THE TRUE STORY OF THE THREE LITTLE PIGS (October 8, 15, 22, 24, 29, November 5, 12, 2016) You get to be the jury as the Big Bad Wolf goes on trial in this clever and funny, rockin’ musical.  Based on the best-selling book, this is “A thrilling courtroom dram-edy…with music!
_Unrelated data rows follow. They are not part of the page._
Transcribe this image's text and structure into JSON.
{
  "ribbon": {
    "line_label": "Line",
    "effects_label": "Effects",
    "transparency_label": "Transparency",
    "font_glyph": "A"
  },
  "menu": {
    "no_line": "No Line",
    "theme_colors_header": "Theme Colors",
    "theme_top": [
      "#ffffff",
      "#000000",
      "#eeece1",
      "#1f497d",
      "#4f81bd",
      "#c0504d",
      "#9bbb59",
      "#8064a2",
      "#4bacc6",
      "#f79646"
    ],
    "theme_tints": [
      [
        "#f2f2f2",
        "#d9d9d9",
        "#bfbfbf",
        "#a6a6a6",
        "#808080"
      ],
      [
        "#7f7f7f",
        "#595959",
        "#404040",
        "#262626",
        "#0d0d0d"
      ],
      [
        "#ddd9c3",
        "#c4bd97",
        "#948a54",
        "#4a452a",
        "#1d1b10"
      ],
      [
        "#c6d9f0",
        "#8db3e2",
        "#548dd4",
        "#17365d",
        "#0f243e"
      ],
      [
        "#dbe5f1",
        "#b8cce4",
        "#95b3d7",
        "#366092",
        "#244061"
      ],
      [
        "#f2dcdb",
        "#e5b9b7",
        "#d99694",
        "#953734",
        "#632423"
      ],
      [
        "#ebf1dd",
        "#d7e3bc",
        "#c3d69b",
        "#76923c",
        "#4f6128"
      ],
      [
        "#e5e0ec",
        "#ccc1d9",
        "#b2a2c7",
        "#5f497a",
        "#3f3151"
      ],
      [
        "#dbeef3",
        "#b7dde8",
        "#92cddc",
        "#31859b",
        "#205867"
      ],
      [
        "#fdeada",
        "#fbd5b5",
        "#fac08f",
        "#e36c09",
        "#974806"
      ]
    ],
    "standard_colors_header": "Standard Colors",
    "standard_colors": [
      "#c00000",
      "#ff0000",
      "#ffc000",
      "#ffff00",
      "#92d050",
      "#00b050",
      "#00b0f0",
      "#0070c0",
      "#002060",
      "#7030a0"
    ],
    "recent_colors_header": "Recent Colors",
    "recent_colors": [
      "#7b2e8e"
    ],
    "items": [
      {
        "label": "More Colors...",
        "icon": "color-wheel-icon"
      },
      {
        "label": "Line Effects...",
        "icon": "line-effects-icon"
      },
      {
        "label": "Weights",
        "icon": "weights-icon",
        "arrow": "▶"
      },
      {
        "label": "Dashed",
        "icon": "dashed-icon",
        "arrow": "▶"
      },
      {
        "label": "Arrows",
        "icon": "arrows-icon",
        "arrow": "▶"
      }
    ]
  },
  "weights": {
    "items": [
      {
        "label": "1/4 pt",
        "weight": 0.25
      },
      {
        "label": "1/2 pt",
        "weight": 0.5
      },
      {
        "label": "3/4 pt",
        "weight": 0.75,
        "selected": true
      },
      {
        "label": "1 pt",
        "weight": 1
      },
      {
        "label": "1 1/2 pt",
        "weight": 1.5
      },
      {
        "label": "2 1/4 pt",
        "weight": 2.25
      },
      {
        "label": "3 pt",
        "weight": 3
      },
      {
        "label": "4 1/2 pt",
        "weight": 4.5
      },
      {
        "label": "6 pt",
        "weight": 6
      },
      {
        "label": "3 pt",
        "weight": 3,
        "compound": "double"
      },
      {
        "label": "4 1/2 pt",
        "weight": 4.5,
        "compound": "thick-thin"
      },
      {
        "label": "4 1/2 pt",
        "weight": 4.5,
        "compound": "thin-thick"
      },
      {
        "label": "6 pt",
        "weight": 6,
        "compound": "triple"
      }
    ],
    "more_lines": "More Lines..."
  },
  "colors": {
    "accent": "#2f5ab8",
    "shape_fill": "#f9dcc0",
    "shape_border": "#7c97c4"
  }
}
And ham!”

 

ONCE UPON A SNOWFLAKE (November 19, 25, 26, December 3, 10, 17, 19, 2016) No two snowflakes are the same, and neither are two snowmen.  Join us for this heartwarming new musical about a small snow girl with big dreams.  A world premiere that is sure to fill you with the holiday spirit!

 

STINKY KIDS THE MUSICAL (February 25, March 4, 11, 18, 20, 25, April 1, 2017) Britt is in a sticky situation – literally.  She has an epic wad of gum in her hair!  Will she still make it to Captain Happy’s Jumpy-Fun-Super-Bouncy Indoor Place?  Join in the adventure with Britt and her friends in this comical musical based on the successful book series.

 

FANCY NANCY THE MUSICAL (June 3, 10, 12, 17, 24, July 1, 8, 2017) Fancy Nancy is performing in her very first show and desperately wants to be a mermaid.  Can Nancy bring fancy flair to her role, even if it isn’t the one she wants?  Based on the best-selling book series, this musical is sure to delight!

 

For questions, interviews, or further information please contact our Director of Children’s Theatre, Tina Jo Wallace, at 812-288-2632 x. 132 or Wallace@derbydinner.com

PRESS RELEASE | Dial M for Murder at Derby Dinner

Left to right: Brian Bowman as Max, Cary Wiger as Tony (front), and Tina Jo Wallace as Margot

 

Derby Dinner Playhouse will present the thriller DIAL “M” FOR MURDER, opening October 5 and running through November 13, 2016.  For ticket information please call 812.288.8281 or visit www.derbydinner.com 

Tony’s plot to murder his cheating wife Margot for her money goes awry when Margot kills her would-be assailant in self-defense.  Now Tony has to improvise his plan and schemes to frame his wife for premeditated murder.  Can Margot’s ex-lover Max solve the mystery and discover the truth before she is hanged for the crime?  DIAL “M” FOR MURDER is a thrilling and suspenseful murder mystery that will keep you guessing until the very last moment!

DIAL “M” FOR MURDER was written by Frederick Knott and was the basis for the 1954 American crime thriller film directed by Alfred Hitchcock and starring Grace Kelly.  Derby Dinner’s production is under the direction of and produced by Bekki Jo Schneider.  The cast will include Tina Jo Wallace, Brian Bowman, Cary Wiger, David Myers, and J.R. Stuart.